**ASSIGNMENT:** What you return has to match the listing below line for line.
=== Begin Enclosure ===
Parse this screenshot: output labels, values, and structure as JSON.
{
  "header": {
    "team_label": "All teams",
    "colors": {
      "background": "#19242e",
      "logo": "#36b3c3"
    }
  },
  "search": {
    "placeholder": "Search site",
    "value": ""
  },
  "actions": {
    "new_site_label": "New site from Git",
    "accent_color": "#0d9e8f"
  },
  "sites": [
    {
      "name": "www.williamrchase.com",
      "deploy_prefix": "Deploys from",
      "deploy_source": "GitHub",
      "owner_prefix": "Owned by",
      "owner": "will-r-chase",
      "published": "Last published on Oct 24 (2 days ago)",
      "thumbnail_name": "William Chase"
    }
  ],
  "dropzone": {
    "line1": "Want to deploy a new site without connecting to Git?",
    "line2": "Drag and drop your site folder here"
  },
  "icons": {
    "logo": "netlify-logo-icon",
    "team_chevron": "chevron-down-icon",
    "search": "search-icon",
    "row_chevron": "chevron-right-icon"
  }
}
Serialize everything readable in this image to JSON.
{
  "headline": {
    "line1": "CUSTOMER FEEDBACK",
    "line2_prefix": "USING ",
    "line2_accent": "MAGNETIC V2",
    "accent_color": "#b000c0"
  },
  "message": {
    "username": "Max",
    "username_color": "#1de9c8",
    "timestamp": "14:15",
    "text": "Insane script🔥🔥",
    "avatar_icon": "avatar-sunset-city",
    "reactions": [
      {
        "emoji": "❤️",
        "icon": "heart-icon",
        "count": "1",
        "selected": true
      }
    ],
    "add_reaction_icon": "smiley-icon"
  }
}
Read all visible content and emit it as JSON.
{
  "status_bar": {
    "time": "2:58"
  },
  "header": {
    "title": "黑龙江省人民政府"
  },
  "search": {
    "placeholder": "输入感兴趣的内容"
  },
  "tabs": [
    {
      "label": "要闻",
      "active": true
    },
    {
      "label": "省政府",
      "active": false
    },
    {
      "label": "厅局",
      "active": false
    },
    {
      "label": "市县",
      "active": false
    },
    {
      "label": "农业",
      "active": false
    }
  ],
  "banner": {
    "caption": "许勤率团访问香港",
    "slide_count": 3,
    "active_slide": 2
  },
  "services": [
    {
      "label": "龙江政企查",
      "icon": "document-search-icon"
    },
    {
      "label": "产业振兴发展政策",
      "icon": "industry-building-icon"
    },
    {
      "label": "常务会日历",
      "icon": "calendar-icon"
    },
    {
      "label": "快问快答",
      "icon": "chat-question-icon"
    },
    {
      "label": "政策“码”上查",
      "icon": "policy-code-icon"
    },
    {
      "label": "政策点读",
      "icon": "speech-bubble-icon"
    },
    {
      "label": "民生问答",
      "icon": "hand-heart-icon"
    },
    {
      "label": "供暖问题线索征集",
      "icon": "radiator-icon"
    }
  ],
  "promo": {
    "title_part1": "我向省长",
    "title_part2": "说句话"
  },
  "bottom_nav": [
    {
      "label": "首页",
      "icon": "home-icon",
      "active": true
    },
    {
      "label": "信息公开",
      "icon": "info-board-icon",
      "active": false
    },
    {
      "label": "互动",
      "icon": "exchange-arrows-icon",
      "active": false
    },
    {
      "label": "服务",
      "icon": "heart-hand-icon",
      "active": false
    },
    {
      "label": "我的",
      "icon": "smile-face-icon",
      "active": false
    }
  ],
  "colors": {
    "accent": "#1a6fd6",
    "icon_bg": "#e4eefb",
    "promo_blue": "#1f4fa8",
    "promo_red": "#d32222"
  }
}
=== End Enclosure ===
**OUTPUT OF THE EXERCISE:**
Parse this screenshot: output labels, values, and structure as JSON.
{
  "header": {
    "team_label": "All teams",
    "colors": {
      "background": "#19242e",
      "logo": "#36b3c3"
    }
  },
  "search": {
    "placeholder": "Search site",
    "value": ""
  },
  "actions": {
    "new_site_label": "New site from Git",
    "accent_color": "#0d9e8f"
  },
  "sites": [
    {
      "name": "www.williamrchase.com",
      "deploy_prefix": "Deploys from",
      "deploy_source": "GitHub",
      "owner_prefix": "Owned by",
      "owner": "will-r-chase",
      "published": "Last published on Oct 24 (2 days ago)",
      "thumbnail_name": "William Chase"
    }
  ],
  "dropzone": {
    "line1": "Want to deploy a new site without connecting to Git?",
    "line2": "Drag and drop your site folder here"
  },
  "icons": {
    "logo": "netlify-logo-icon",
    "team_chevron": "chevron-down-icon",
    "search": "search-icon",
    "row_chevron": "chevron-right-icon"
  }
}
Serialize everything readable in this image to JSON.
{
  "headline": {
    "line1": "CUSTOMER FEEDBACK",
    "line2_prefix": "USING ",
    "line2_accent": "MAGNETIC V2",
    "accent_color": "#b000c0"
  },
  "message": {
    "username": "Max",
    "username_color": "#1de9c8",
    "timestamp": "14:15",
    "text": "Insane script🔥🔥",
    "avatar_icon": "avatar-sunset-city",
    "reactions": [
      {
        "emoji": "❤️",
        "icon": "heart-icon",
        "count": "1",
        "selected": true
      }
    ],
    "add_reaction_icon": "smiley-icon"
  }
}
Read all visible content and emit it as JSON.
{
  "status_bar": {
    "time": "2:58"
  },
  "header": {
    "title": "黑龙江省人民政府"
  },
  "search": {
    "placeholder": "输入感兴趣的内容"
  },
  "tabs": [
    {
      "label": "要闻",
      "active": true
    },
    {
      "label": "省政府",
      "active": false
    },
    {
      "label": "厅局",
      "active": false
    },
    {
      "label": "市县",
      "active": false
    },
    {
      "label": "农业",
      "active": false
    }
  ],
  "banner": {
    "caption": "许勤率团访问香港",
    "slide_count": 3,
    "active_slide": 2
  },
  "services": [
    {
      "label": "龙江政企查",
      "icon": "document-search-icon"
    },
    {
      "label": "产业振兴发展政策",
      "icon": "industry-building-icon"
    },
    {
      "label": "常务会日历",
      "icon": "calendar-icon"
    },
    {
      "label": "快问快答",
      "icon": "chat-question-icon"
    },
    {
      "label": "政策“码”上查",
      "icon": "policy-code-icon"
    },
    {
      "label": "政策点读",
      "icon": "speech-bubble-icon"
    },
    {
      "label": "民生问答",
      "icon": "hand-heart-icon"
    },
    {
      "label": "供暖问题线索征集",
      "icon": "radiator-icon"
    }
  ],
  "promo": {
    "title_part1": "我向省长",
    "title_part2": "说句话"
  },
  "bottom_nav": [
    {
      "label": "首页",
      "icon": "home-icon",
      "active": true
    },
    {
      "label": "信息公开",
      "icon": "info-board-icon",
      "active": false
    },
    {
      "label": "互动",
      "icon": "exchange-arrows-icon",
      "active": false
    },
    {
      "label": "服务",
      "icon": "heart-hand-icon",
      "active": false
    },
    {
      "label": "我的",
      "icon": "smile-face-icon",
      "active": false
    }
  ],
  "colors": {
    "accent": "#1a6fd6",
    "icon_bg": "#e4eefb",
    "promo_blue": "#1f4fa8",
    "promo_red": "#d32222"
  }
}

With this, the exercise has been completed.